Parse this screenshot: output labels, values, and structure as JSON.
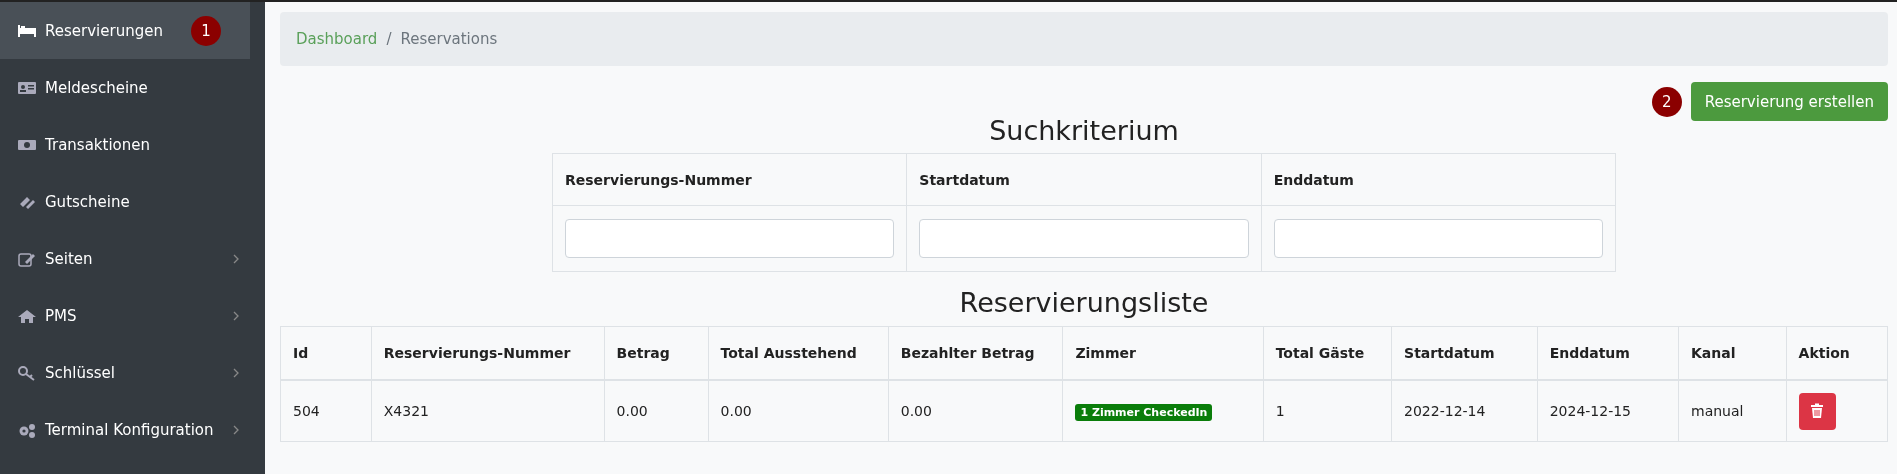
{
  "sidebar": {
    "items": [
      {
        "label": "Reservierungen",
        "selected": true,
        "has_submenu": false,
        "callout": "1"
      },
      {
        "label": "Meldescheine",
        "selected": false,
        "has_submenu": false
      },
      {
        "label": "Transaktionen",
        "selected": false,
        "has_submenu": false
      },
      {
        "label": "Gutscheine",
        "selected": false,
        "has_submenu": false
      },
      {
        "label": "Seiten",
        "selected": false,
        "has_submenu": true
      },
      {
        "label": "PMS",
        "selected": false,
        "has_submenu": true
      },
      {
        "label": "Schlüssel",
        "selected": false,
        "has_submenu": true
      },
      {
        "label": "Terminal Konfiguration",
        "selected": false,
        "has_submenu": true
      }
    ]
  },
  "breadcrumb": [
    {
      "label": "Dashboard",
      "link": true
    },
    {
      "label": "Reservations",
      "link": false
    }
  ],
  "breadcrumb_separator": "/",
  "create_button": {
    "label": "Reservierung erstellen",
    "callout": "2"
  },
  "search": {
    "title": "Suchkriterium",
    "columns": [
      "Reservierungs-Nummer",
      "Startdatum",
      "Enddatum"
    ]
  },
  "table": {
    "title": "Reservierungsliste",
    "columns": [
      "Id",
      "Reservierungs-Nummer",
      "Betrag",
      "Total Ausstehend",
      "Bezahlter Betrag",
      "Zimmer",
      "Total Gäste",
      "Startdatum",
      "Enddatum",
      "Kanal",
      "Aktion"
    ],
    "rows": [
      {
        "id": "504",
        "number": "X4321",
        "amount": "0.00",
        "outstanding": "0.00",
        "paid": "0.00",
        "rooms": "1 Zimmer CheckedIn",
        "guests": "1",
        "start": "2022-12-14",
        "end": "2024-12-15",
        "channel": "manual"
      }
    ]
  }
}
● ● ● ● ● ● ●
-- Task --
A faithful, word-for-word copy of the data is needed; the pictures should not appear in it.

-- Solved problem --
Parse this screenshot: output labels, values, and structure as JSON.
{
  "sidebar": {
    "items": [
      {
        "label": "Reservierungen",
        "selected": true,
        "has_submenu": false,
        "callout": "1"
      },
      {
        "label": "Meldescheine",
        "selected": false,
        "has_submenu": false
      },
      {
        "label": "Transaktionen",
        "selected": false,
        "has_submenu": false
      },
      {
        "label": "Gutscheine",
        "selected": false,
        "has_submenu": false
      },
      {
        "label": "Seiten",
        "selected": false,
        "has_submenu": true
      },
      {
        "label": "PMS",
        "selected": false,
        "has_submenu": true
      },
      {
        "label": "Schlüssel",
        "selected": false,
        "has_submenu": true
      },
      {
        "label": "Terminal Konfiguration",
        "selected": false,
        "has_submenu": true
      }
    ]
  },
  "breadcrumb": [
    {
      "label": "Dashboard",
      "link": true
    },
    {
      "label": "Reservations",
      "link": false
    }
  ],
  "breadcrumb_separator": "/",
  "create_button": {
    "label": "Reservierung erstellen",
    "callout": "2"
  },
  "search": {
    "title": "Suchkriterium",
    "columns": [
      "Reservierungs-Nummer",
      "Startdatum",
      "Enddatum"
    ]
  },
  "table": {
    "title": "Reservierungsliste",
    "columns": [
      "Id",
      "Reservierungs-Nummer",
      "Betrag",
      "Total Ausstehend",
      "Bezahlter Betrag",
      "Zimmer",
      "Total Gäste",
      "Startdatum",
      "Enddatum",
      "Kanal",
      "Aktion"
    ],
    "rows": [
      {
        "id": "504",
        "number": "X4321",
        "amount": "0.00",
        "outstanding": "0.00",
        "paid": "0.00",
        "rooms": "1 Zimmer CheckedIn",
        "guests": "1",
        "start": "2022-12-14",
        "end": "2024-12-15",
        "channel": "manual"
      }
    ]
  }
}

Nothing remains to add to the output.